Diatoms isolated during the Green Edge project

Culturable diversity of Arctic phytoplankton during pack ice melting
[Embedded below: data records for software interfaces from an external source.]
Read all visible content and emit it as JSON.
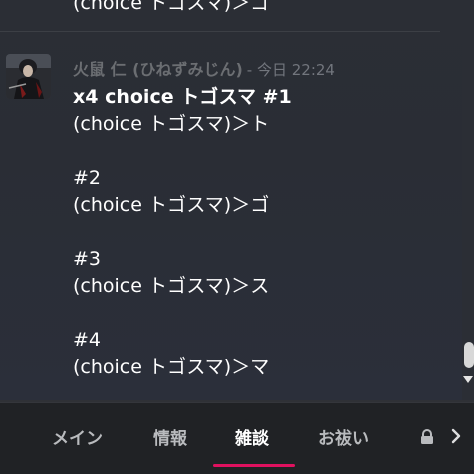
{
  "previous_message": {
    "last_line": "(choice トゴスマ)＞ゴ"
  },
  "message": {
    "author": "火鼠 仁 (ひねずみじん)",
    "timestamp": "- 今日 22:24",
    "lines": [
      "x4 choice トゴスマ #1",
      "(choice トゴスマ)＞ト",
      "",
      "#2",
      "(choice トゴスマ)＞ゴ",
      "",
      "#3",
      "(choice トゴスマ)＞ス",
      "",
      "#4",
      "(choice トゴスマ)＞マ"
    ]
  },
  "tabs": [
    {
      "label": "メイン",
      "active": false
    },
    {
      "label": "情報",
      "active": false
    },
    {
      "label": "雑談",
      "active": true
    },
    {
      "label": "お祓い",
      "active": false
    }
  ],
  "icons": {
    "tab_overflow": "lock-icon",
    "tab_next": "chevron-right-icon",
    "scroll_down": "scroll-down-arrow-icon"
  },
  "colors": {
    "active_tab_underline": "#e0115f",
    "background": "#2b2e35",
    "tabbar": "#202225"
  }
}
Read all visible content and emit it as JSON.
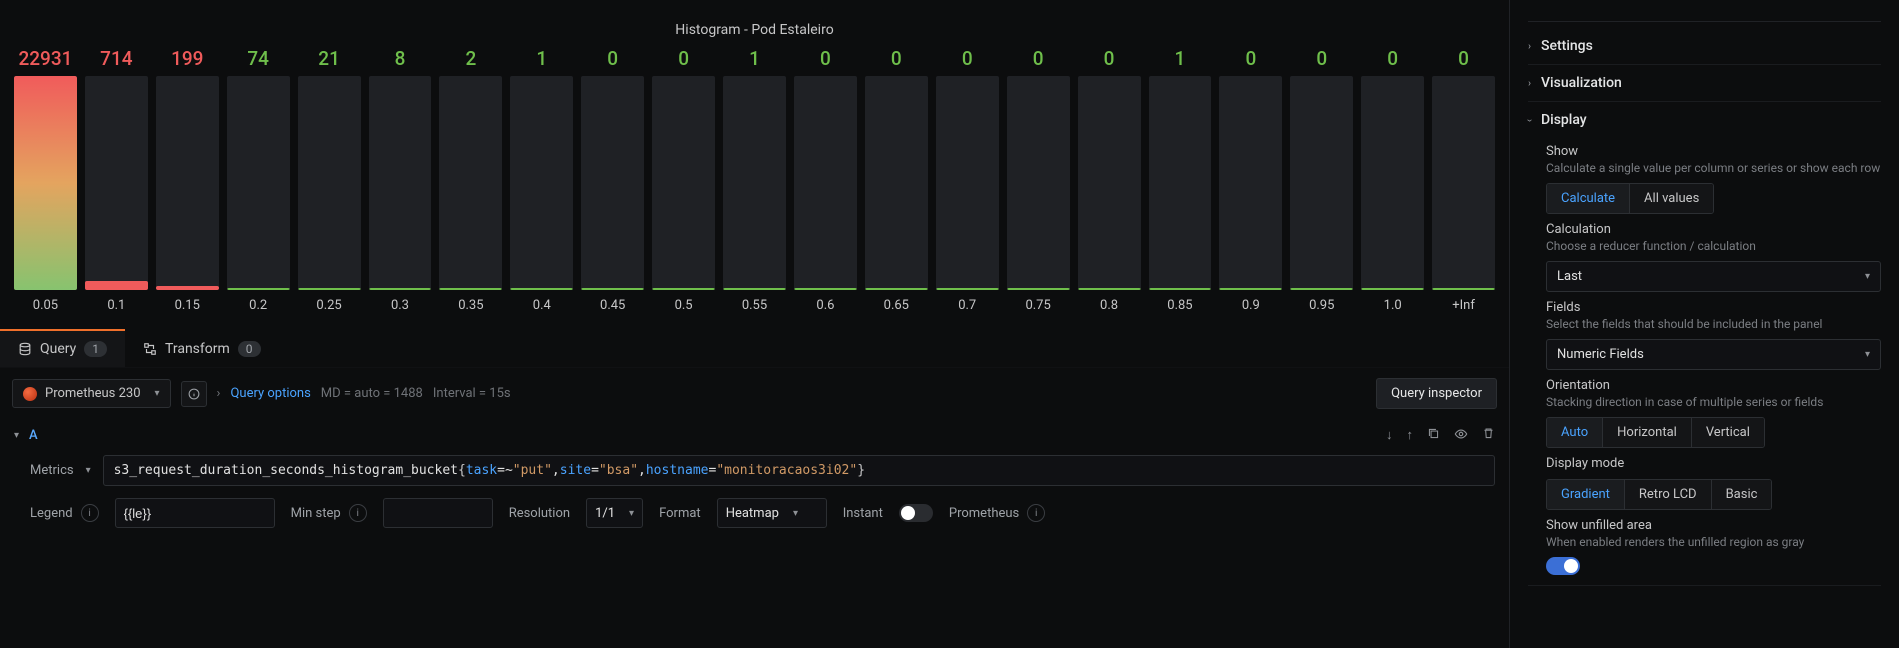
{
  "panel": {
    "title": "Histogram - Pod Estaleiro"
  },
  "chart_data": {
    "type": "bar",
    "categories": [
      "0.05",
      "0.1",
      "0.15",
      "0.2",
      "0.25",
      "0.3",
      "0.35",
      "0.4",
      "0.45",
      "0.5",
      "0.55",
      "0.6",
      "0.65",
      "0.7",
      "0.75",
      "0.8",
      "0.85",
      "0.9",
      "0.95",
      "1.0",
      "+Inf"
    ],
    "values": [
      22931,
      714,
      199,
      74,
      21,
      8,
      2,
      1,
      0,
      0,
      1,
      0,
      0,
      0,
      0,
      0,
      1,
      0,
      0,
      0,
      0
    ],
    "title": "Histogram - Pod Estaleiro",
    "xlabel": "",
    "ylabel": "",
    "ylim": [
      0,
      22931
    ]
  },
  "bars": [
    {
      "value": "22931",
      "tick": "0.05",
      "h": 100,
      "color": "#f05b5b",
      "fill": "linear-gradient(to top,#87c36f,#e4a45f,#f05b5b)"
    },
    {
      "value": "714",
      "tick": "0.1",
      "h": 4,
      "color": "#f05b5b",
      "fill": "#f05b5b"
    },
    {
      "value": "199",
      "tick": "0.15",
      "h": 2,
      "color": "#f05b5b",
      "fill": "#f05b5b"
    },
    {
      "value": "74",
      "tick": "0.2",
      "h": 1,
      "color": "#6fbf4b",
      "fill": "#6fbf4b"
    },
    {
      "value": "21",
      "tick": "0.25",
      "h": 1,
      "color": "#6fbf4b",
      "fill": "#6fbf4b"
    },
    {
      "value": "8",
      "tick": "0.3",
      "h": 1,
      "color": "#6fbf4b",
      "fill": "#6fbf4b"
    },
    {
      "value": "2",
      "tick": "0.35",
      "h": 1,
      "color": "#6fbf4b",
      "fill": "#6fbf4b"
    },
    {
      "value": "1",
      "tick": "0.4",
      "h": 1,
      "color": "#6fbf4b",
      "fill": "#6fbf4b"
    },
    {
      "value": "0",
      "tick": "0.45",
      "h": 1,
      "color": "#6fbf4b",
      "fill": "#6fbf4b"
    },
    {
      "value": "0",
      "tick": "0.5",
      "h": 1,
      "color": "#6fbf4b",
      "fill": "#6fbf4b"
    },
    {
      "value": "1",
      "tick": "0.55",
      "h": 1,
      "color": "#6fbf4b",
      "fill": "#6fbf4b"
    },
    {
      "value": "0",
      "tick": "0.6",
      "h": 1,
      "color": "#6fbf4b",
      "fill": "#6fbf4b"
    },
    {
      "value": "0",
      "tick": "0.65",
      "h": 1,
      "color": "#6fbf4b",
      "fill": "#6fbf4b"
    },
    {
      "value": "0",
      "tick": "0.7",
      "h": 1,
      "color": "#6fbf4b",
      "fill": "#6fbf4b"
    },
    {
      "value": "0",
      "tick": "0.75",
      "h": 1,
      "color": "#6fbf4b",
      "fill": "#6fbf4b"
    },
    {
      "value": "0",
      "tick": "0.8",
      "h": 1,
      "color": "#6fbf4b",
      "fill": "#6fbf4b"
    },
    {
      "value": "1",
      "tick": "0.85",
      "h": 1,
      "color": "#6fbf4b",
      "fill": "#6fbf4b"
    },
    {
      "value": "0",
      "tick": "0.9",
      "h": 1,
      "color": "#6fbf4b",
      "fill": "#6fbf4b"
    },
    {
      "value": "0",
      "tick": "0.95",
      "h": 1,
      "color": "#6fbf4b",
      "fill": "#6fbf4b"
    },
    {
      "value": "0",
      "tick": "1.0",
      "h": 1,
      "color": "#6fbf4b",
      "fill": "#6fbf4b"
    },
    {
      "value": "0",
      "tick": "+Inf",
      "h": 1,
      "color": "#6fbf4b",
      "fill": "#6fbf4b"
    }
  ],
  "tabs": {
    "query_label": "Query",
    "query_count": "1",
    "transform_label": "Transform",
    "transform_count": "0"
  },
  "query": {
    "datasource": "Prometheus 230",
    "options_label": "Query options",
    "md": "MD = auto = 1488",
    "interval": "Interval = 15s",
    "inspector_label": "Query inspector",
    "a_label": "A",
    "metrics_label": "Metrics",
    "metric_name": "s3_request_duration_seconds_histogram_bucket",
    "task_key": "task",
    "task_op": "=~",
    "task_val": "\"put\"",
    "site_key": "site",
    "site_val": "\"bsa\"",
    "host_key": "hostname",
    "host_val": "\"monitoracaos3i02\"",
    "legend_label": "Legend",
    "legend_value": "{{le}}",
    "minstep_label": "Min step",
    "resolution_label": "Resolution",
    "resolution_value": "1/1",
    "format_label": "Format",
    "format_value": "Heatmap",
    "instant_label": "Instant",
    "prometheus_label": "Prometheus"
  },
  "side": {
    "settings_label": "Settings",
    "visualization_label": "Visualization",
    "display_label": "Display",
    "show_label": "Show",
    "show_desc": "Calculate a single value per column or series or show each row",
    "show_opts": [
      "Calculate",
      "All values"
    ],
    "calc_label": "Calculation",
    "calc_desc": "Choose a reducer function / calculation",
    "calc_value": "Last",
    "fields_label": "Fields",
    "fields_desc": "Select the fields that should be included in the panel",
    "fields_value": "Numeric Fields",
    "orient_label": "Orientation",
    "orient_desc": "Stacking direction in case of multiple series or fields",
    "orient_opts": [
      "Auto",
      "Horizontal",
      "Vertical"
    ],
    "mode_label": "Display mode",
    "mode_opts": [
      "Gradient",
      "Retro LCD",
      "Basic"
    ],
    "unfilled_label": "Show unfilled area",
    "unfilled_desc": "When enabled renders the unfilled region as gray"
  }
}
Massive phytoplankton blooms develop at the Arctic ice edge, sometimes extending far under the pack ice. An extensive culturing effort was conducted before and during a phytoplankton bloom in Baffin Bay between April and July 2016. Different isolation strategies were applied, including flow cytometry cell sorting, manual single cell pipetting and serial dilution. Although all three techniques yielded the most common organisms, each technique retrieved specific taxa, highlighting the importance of using several methods to maximize the number and diversity of isolated strains. More than 1,000 cultures were obtained, characterized by 18S rRNA sequencing and optical microscopy and de-replicated to a subset of 276 strains presented in this work. Strains grouped into 57 genotypes defined by 100% 18S rRNA sequence similarity. These genotypes spread across five divisions: Heterokontophyta, Chlorophyta, Cryptophyta, Haptophyta and Dinophyta. Diatoms were the most abundant group (193 strains), mostly represented by the genera Chaetoceros and Attheya. The genera Rhodomonas and Pyramimonas were the most abundant non-diatom nanoplankton strains, while Micromonas polaris dominated the picoplankton. Diversity at the class level was higher during the peak of the bloom. Potentially new species were isolated, in particular within the genera Navicula, Nitzschia, Coscinodiscus, Thalassiosira, Pyramimonas, Mantoniella and Isochrysis.

Elementa, Science of the Anthropocene (submitted)